Here are some general observations about the chronology. The judgements upon the nations were given before the fall of Jerusalem yet listed after. Their timing is varied throughout the chapters, but they all appear together at the end of the book as a whole. The episodes concerning Kings Jehoiakim and Zedekiah are given in the same section (34-38) even though the timings for the events are separated by years. There is a prophecy to Zedekiah, then to Jehoiakim, then back to Zekekiah again. So we see that these prophecies are grouped together because they were prophecies directed at the king.
I don’t have everything about the book of Jeremiah figured out, but I have noticed that Jeremiah 30-33 has one theme, the covenant plan of God. These three prophecies (30-31, 32, 33) were placed together specifically, on-purpose to show God’s future plan for the nation of Israel at the time when He was about to lead them into 70 years of captivity. The oracles include the new covenant (30-31), an everlasting covenant (32), and the Davidic Covenant (33). This is why I am referring to this section as Jeremiah’s Covenant Revelation.
A series of posts on these four chapters will prove beneficial to those who study eschatology. The subject of the new covenant is so important that the division within our scriptures is based on this subject. The scriptures are divided into the old covenant and the new covenant, or you are more familiar with these terms: Old Testament and New Testament. We might even question whether this type of division is biblical or not. Another matter of importance is differing positions about the new covenant when considering questions concerning the nature of the church, the future of the nation of Israel, and how we view the covenant plan of God as a whole. These questions will naturally lead into the subject of eschatology.
The placement of chapters 30-33 is pivotal for how Jeremiah’s work is to be received as a whole. Jeremiah was pronouncing doom upon his own nation (and himself), but what about after this judgement? What about all God’s promises to the nation of Israel? The first 19 chapters of Jeremiah are fairly gloomy. Even chapters 20-29 are quite bleak excepting a word of hope contained in 29:10-14 and a Davidic revelation in 23:5-8. These four chapters act as the swinging point of the entire book. Given that this is the sole reference to the new covenant in the entire Old Testament (see what I mean) scriptures, we should be paying close attention to the way this particular prophecy is laid out. Further, since Jeremiah grouped it with two other oracles with the same theme, we cannot view the prophecy of the new covenant by itself, but we must examine chapters 32 and 33 as well.

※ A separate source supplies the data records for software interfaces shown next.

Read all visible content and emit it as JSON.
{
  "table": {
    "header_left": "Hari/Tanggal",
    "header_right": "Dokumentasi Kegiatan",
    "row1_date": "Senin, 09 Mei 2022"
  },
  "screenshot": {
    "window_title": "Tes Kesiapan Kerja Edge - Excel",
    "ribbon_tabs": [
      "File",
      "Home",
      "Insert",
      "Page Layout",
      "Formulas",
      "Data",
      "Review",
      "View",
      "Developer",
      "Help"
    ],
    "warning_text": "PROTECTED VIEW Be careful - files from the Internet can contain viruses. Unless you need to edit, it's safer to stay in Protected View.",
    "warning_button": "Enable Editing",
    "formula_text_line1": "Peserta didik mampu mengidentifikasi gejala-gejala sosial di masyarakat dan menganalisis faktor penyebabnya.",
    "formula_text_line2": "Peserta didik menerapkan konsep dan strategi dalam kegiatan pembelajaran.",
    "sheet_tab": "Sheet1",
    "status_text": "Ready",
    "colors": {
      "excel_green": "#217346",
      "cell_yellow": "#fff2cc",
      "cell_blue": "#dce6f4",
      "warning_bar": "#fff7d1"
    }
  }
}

I hope you will follow my thoughts on Jeremiah’s Covenant Revelation. I’m not sure how many posts it will entail. I will be delving into the original settings and contexts for these prophecies. Then I will wind up examining New Testament (new covenant?) passages as well.
Have fun and stay busy – Luke 19:13
-The Orange Mailman